Ellington in Brooklyn

Ask and ye shall receive.

Last month I was listening to the LP Ellington Indigos – No, let’s go back to American Hustle  – NO! Let’s start in December, when I was working as producer on A Man Full of Days. I met Steve Holtje, who’s composing the score for it. Steve is also manager and publicist at the legendary avant-garde jazz label ESP-Disk. Just for fun he deejays on the last Monday each month at Flatbush Farm in Brooklyn; for a guy who can talk at length about Ornette Coleman and Erik Satie, he knows when it’s time to just spin some Prince or Kinks and let it rock.

Weeks later I saw American Hustle, and let’s just say Christian Bale’s character hit a little close to home for me. Not the combover, but the way he effused about Duke Ellington – “Who starts a song like that?!” – is something I might say on any given night. A few months after that, while listening to Ellington Indigos, I lifted the needle to repeat “Autumn Leaves” a few times, loving Ray Nance’s violin over and over again.

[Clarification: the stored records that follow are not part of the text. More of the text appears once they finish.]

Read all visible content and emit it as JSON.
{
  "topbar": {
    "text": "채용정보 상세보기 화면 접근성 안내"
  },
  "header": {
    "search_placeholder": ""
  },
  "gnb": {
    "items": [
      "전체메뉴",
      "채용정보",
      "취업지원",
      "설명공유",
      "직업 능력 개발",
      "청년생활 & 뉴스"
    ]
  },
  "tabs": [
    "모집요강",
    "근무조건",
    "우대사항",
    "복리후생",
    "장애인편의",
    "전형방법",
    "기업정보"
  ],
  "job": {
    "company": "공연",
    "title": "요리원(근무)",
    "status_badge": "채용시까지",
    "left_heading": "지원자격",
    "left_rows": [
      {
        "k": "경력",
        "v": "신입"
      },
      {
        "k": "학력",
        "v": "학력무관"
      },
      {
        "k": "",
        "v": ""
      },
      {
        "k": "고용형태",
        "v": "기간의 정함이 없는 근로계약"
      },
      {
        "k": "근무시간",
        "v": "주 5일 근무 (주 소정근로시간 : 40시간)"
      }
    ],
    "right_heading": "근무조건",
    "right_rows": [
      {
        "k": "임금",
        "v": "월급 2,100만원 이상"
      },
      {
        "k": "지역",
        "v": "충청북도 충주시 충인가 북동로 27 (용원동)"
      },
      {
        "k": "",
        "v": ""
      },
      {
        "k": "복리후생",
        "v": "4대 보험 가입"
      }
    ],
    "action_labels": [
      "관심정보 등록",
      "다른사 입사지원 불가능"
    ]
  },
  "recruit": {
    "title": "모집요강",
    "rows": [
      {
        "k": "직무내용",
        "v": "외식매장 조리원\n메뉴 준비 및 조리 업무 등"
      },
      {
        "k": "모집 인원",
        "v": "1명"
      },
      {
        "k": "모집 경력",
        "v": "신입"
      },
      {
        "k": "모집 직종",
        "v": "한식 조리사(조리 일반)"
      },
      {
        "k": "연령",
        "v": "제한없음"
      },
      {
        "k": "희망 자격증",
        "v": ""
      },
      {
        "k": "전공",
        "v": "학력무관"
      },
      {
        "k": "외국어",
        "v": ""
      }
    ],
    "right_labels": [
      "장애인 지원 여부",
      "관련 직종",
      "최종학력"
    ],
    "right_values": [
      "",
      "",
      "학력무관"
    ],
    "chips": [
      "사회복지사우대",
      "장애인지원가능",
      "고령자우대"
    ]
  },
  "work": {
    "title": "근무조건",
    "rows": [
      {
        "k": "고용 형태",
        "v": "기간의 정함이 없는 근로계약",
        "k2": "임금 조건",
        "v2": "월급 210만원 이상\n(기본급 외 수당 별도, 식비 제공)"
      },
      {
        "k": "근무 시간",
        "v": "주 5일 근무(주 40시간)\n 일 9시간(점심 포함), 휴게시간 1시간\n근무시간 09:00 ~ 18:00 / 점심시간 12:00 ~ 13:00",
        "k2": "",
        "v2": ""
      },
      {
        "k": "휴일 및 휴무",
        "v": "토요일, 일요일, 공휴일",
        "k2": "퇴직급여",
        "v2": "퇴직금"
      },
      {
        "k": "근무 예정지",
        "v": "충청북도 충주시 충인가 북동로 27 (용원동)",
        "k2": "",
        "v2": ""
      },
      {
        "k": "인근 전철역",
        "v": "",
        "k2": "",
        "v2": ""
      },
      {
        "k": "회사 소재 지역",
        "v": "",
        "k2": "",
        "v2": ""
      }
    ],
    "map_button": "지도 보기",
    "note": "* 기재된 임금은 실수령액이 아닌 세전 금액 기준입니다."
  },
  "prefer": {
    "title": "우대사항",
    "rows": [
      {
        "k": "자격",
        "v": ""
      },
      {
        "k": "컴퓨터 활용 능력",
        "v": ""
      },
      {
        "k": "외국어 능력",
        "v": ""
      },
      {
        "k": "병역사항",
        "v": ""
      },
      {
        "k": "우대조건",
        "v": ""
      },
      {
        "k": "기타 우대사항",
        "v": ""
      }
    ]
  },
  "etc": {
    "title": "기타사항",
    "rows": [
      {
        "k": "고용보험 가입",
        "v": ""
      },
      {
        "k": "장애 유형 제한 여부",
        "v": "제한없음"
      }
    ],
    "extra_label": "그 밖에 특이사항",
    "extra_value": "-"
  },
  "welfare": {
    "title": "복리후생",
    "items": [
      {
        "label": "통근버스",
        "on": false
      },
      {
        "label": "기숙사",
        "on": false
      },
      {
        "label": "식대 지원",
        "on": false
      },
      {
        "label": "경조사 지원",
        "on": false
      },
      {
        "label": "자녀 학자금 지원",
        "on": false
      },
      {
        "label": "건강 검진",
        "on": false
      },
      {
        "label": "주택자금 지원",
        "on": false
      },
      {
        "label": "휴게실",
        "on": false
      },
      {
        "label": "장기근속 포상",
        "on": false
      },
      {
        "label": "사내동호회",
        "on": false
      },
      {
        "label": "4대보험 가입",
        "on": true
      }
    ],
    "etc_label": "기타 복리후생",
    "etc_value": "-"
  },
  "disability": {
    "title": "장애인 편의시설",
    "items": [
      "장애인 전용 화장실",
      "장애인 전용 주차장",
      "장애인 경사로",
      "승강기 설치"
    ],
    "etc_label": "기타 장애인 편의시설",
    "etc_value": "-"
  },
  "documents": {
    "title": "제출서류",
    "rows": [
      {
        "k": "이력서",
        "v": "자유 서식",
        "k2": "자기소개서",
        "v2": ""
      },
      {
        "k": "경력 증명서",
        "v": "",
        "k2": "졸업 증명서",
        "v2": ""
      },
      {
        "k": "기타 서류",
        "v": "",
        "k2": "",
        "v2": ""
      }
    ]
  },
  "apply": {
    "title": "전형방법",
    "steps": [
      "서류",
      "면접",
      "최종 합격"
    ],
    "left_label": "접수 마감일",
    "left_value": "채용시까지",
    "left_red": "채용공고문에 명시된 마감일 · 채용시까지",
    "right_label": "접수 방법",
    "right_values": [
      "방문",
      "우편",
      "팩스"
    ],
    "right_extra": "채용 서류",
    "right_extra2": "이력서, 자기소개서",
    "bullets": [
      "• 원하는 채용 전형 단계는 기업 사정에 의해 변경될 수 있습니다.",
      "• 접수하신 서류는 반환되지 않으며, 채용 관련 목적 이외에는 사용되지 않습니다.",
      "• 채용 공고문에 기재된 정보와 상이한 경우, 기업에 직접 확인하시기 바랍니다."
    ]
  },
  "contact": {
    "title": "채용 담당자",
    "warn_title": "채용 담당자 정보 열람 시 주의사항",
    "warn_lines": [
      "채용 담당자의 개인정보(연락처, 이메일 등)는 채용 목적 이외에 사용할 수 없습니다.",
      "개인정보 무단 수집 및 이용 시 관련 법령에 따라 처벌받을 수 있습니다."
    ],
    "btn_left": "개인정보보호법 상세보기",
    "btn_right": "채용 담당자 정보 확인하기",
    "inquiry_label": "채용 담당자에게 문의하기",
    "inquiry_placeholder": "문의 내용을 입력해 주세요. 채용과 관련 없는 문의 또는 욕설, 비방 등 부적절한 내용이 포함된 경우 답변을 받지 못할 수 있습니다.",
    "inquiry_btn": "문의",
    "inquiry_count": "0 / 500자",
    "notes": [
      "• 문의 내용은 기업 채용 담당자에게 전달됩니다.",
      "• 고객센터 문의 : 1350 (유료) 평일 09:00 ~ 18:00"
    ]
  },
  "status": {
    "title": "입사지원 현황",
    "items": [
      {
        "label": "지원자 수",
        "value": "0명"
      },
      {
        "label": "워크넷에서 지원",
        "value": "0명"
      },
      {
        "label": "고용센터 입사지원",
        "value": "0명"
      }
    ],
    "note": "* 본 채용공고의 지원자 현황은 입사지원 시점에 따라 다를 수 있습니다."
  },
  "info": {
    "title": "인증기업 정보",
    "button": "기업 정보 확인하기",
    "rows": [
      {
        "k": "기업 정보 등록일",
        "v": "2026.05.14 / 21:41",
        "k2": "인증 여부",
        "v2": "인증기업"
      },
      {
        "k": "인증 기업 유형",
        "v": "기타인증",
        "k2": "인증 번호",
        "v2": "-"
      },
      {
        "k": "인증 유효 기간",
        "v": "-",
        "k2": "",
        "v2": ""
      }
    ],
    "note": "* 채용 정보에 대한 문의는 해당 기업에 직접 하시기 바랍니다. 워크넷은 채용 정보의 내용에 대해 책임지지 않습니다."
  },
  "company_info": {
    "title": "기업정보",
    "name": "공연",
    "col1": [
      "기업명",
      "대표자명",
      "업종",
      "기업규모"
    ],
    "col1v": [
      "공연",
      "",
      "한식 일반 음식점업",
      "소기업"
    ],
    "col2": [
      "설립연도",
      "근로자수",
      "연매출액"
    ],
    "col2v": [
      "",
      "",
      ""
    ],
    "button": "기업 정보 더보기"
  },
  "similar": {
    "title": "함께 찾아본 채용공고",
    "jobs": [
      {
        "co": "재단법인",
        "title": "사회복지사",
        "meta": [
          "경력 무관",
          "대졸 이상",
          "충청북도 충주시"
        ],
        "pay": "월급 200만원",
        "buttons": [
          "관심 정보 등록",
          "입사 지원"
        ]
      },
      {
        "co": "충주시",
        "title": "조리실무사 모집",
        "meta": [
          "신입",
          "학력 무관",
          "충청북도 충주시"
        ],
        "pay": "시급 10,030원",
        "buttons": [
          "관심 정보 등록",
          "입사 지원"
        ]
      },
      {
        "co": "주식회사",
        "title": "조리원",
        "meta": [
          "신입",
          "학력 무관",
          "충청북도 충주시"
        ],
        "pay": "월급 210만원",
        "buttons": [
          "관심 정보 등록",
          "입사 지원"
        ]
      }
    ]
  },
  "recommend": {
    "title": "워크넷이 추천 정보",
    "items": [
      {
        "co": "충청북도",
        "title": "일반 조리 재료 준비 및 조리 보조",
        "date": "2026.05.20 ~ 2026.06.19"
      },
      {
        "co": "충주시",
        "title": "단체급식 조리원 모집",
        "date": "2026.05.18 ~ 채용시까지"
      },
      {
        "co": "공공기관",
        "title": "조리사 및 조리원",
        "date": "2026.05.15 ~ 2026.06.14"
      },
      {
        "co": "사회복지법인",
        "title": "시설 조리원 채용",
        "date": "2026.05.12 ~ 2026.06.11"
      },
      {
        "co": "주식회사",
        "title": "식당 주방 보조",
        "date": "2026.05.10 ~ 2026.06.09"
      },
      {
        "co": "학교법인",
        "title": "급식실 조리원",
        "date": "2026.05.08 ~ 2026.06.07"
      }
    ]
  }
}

An enthusiasm for Ellington soloists doesn’t have the aphrodisiac effect it has in the movies, let me tell you. It’s more of a solitary experience, and I had one of those “There are two and a half million people in Brooklyn, I can’t be the only one reading Ray Nance’s Wikipedia page” moments. “Who else is?”


The only person I could think of who might be was Steve Holtje. I emailed him suggesting a night of Ellingtonia, with sets that feature his various soloists, starting with Nance. He wrote back a week later: “Monday April 28 is one day before Duke’s birthday. Your wish will be granted.” So you know where I’ll be Monday night 6 to 8 pm, 78 St.Mark’s Place.

Remember, it’s Duke’s birthday, not Nance’s. Ray “Floorshow” Nance was born in Chicago on December 10, 1913. That means the snowy day I drove upstate to work on A Man Full of Days, and met Holtje…was Nance’s 100th birthday.

POSTCRIPT:  LOTS going on in screenwriting. Updates coming soon.

Enrico Cullen

Lately I’ve started a part-time partnership with a filmmaking colleague who’s a very different screenwriter than I am. Writer-director Enrico Cullen is definitely a director (and D.P. and producer) first and writer second – which is not to say he doesn’t care about narrative. It’s just that, when I conceptualize a project, I live by the notion that if I get the script just right, while tailoring it here and there to production imperatives, then one day we can go out and find or create the production that gets the story done: The story happens on the page, and the production succeeds or fails based on its faithfulness to the holy text – or perhaps its ingenuity at realizing that text.

Cullen places the center of gravity in his productions way further into the director’s hands, so that the writer is just another team member like the costumer or photographer. I’ve written here in the past about how being a screenwriter sometimes means accepting that back seat status like any other “department head”: Just like a director of photography or a makeup artist has to be told sometimes, “You don’t have an hour to set up this shot, you have 15 minutes” – and as producer on Cullen’s shoots I am sometimes the one who delivers that news – a writer who writes real films has to hear essentially the same thing: We don’t need perfection right now, we need good enough.

In the past month, I’ve helped Cullen shoot a short film called “Queen” – a fantasy/horror story about art, opera, cannibalism, etc. – and complete shooting of A Man Full of Days, a feature loosely based on the life of a famous 19th Century vagabond called the Leatherman.

Enrico Cullen (L) shooting a scene from "A Man Full of Days" with the Leatherman (Brandon Nagle) in Shookville, NY.

Enrico Cullen (L) shooting the Leatherman (Brandon Nagle) in Shookville, NY.

An unabashed high brow, Cullen talks about artistic theory when discussing performance with his cast. He was thrilled when a Jungian analyst he met at a dinner party found his feature story inspiring, and drops references to Japanese theater and Bela Tarr when standing in the snow trying to figure out revisions to the day’s shot list. He also has a knack for taking over costuming and props during pre-production and devoting such care to details that the scenes are already magic before they’re even shot.

My most urgent concerns most of the time are genre and the economy with which a story unfolds, but these seem not to occur to Cullen. He’s more likely to reject genre conventions and insist on utter originality when trying to figure out that puzzle every storyteller is constantly solving: What happens next? A Man Full of Days was three quarters in the can when Cullen had to go back to the beat sheet – I advised him to invest $1.09 in a pack of index cards at the time – to figure out what should happen.

This is precisely what most screenwriters live to say is the wrong way to make a film, but the proof is in the finished artifact. While the multiplexes were welcoming a giant digital charade about a hobbit this weekend, Cullen had a private cast and crew screening of “Queen” and it bodes well for some truly unique cinema coming out of Gowmanus, Brooklyn in the coming year.